That is just the start of Osborne’s vision.

A City Devolution Bill will be in the Queen’s Speech later this month and North East MP James Wharton has been named minister for the Northern Powerhouse in the Department for Communities and Local Government and will take the legislation through Parliament.

And Osborne has challenged more cities to come forward and seize the opportunity to take charge of “multi-billion pound budgets”.

He said last week: “My door now is open to any other major city who wants to take this bold step into the future. I want other cities with other champions.”

Costs and benefits have already been submitted to the government for a series of proposed rail schemes worth up to £65bn across the North of England.

Infrastructure operator Network Rail and Transport for the North – the body representing major cities in the region – drew up the options in a report published in March.

“Connecting up the great cities of the North is at the heart of our plan to build a northern powerhouse,” said Osborne then. “This report has the potential to revolutionise transport in the North and we will work closely with Transport for the North to help make it a reality.”

Supporting Osborne on infrastructure are Greg Hands as new chief secretary to the Treasury and Jim O’Neill as new commercial secretary to the Treasury. O’Neill also takes specific responsibility for the Northern Powerhouse.

Hands replaces Liberal Democrat Danny Alexander, who lost his seat in the election, and takes on responsibility for public expenditure including efficiency and value for money in public service, procurement and capital investment.

And O’Neill replaces Lord Deighton, who had held the commercial secretary post since 2013.

It is a key role in the infrastructure world, as the commercial secretary has Osborne’s delegated authority to lead on the Treasury’s infrastructure commitments and takes ministerial charge of Infrastructure UK.

Osborne tweeted that the retiring Goldman Sachs Asset Management chairman O’Neill has been chosen “make devolution and the Northern Powerhouse happen”.

O’Neill is chairman of the RSA City Growth Commission, which claimed the economy has seen 5% less growth per year between 2000 and 2010 as a result of “chronic” underinvestment outside London.

It urged an overhaul of transport, housing and broadband provision and more house building.

Deighton had been popular in the role, having joined the Treasury having successfully completed his role as chief executive of the London Organising Committee of the Olympic and Paralympic Games (LOCOG), which was responsible for preparing and staging the London 2012 Games.

O’Neill will now take up the baton with Infrastructure UK and will be called into action early with the body due to unveil a National Infrastructure Plan for Skills before the summer.

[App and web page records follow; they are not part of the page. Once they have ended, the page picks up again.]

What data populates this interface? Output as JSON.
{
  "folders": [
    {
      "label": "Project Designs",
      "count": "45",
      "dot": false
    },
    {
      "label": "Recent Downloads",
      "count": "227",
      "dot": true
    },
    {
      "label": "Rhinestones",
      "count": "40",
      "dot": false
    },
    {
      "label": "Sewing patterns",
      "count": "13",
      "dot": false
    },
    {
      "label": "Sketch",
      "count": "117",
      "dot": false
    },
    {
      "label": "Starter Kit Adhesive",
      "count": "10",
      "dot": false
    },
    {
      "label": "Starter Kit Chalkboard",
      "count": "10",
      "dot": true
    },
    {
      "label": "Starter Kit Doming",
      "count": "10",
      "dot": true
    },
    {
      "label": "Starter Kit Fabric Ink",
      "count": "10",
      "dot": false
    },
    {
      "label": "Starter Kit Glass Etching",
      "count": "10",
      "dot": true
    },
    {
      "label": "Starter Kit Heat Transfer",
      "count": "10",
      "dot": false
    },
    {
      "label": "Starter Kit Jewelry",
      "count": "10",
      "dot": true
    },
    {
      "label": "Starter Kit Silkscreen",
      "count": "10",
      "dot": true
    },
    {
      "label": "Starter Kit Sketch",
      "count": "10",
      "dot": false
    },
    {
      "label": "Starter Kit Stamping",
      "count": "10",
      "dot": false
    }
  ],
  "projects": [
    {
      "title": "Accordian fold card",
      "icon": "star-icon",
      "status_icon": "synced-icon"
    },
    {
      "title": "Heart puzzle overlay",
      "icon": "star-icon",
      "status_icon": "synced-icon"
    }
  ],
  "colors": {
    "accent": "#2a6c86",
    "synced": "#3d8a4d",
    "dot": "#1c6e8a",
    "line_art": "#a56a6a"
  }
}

The proposal was unveiled by Deighton in March. He said the skills plan was vital for successful delivery of the government’s infrastructure agenda.

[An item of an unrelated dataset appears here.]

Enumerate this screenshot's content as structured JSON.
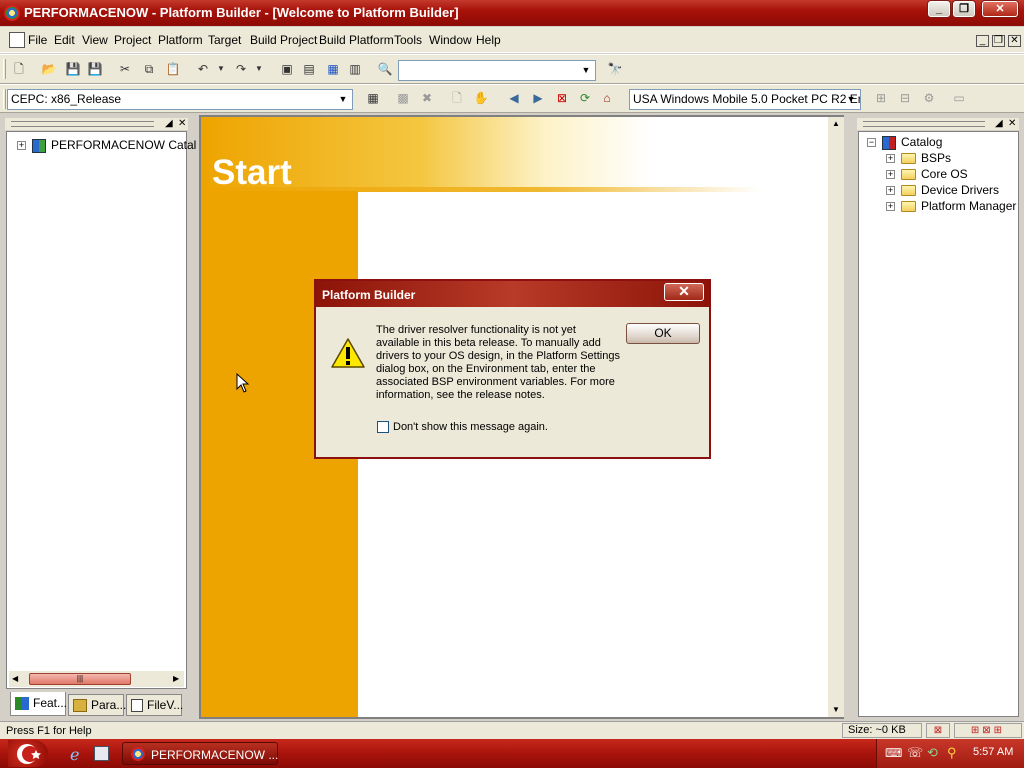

“This government was the first to set out a National Infrastructure Plan to provide clarity on the pipeline of investment in major infrastructure construction. Our next challenge is to address the immediate need to develop the skills necessary which will deliver this ambitious pipeline,” he said.

A key plank of the plan will be a requirement for bidders for major government infrastructure projects to provide evidence of their commitment to developing skills. Details will be expected in the plan.

Top four items in Osborne, Hands & O’Neill’s in-trays

  • Unveiling the first National Infrastructure Plan for Skills
  • Setting in motion plans for an elected mayor for Greater Manchester
  • Working with Department for Transport to make decisions around airport expansion in the south east and High Speed 2
  • Drumming an investment decision out of EdF regarding Hinkley Point


Have your say

You must sign in to make a comment

Please remember that the submission of any material is governed by our Terms and Conditions and by submitting material you confirm your agreement to these Terms and Conditions. Please note comments made online may also be published in the print edition of New Civil Engineer. Links may be included in your comments but HTML is not permitted.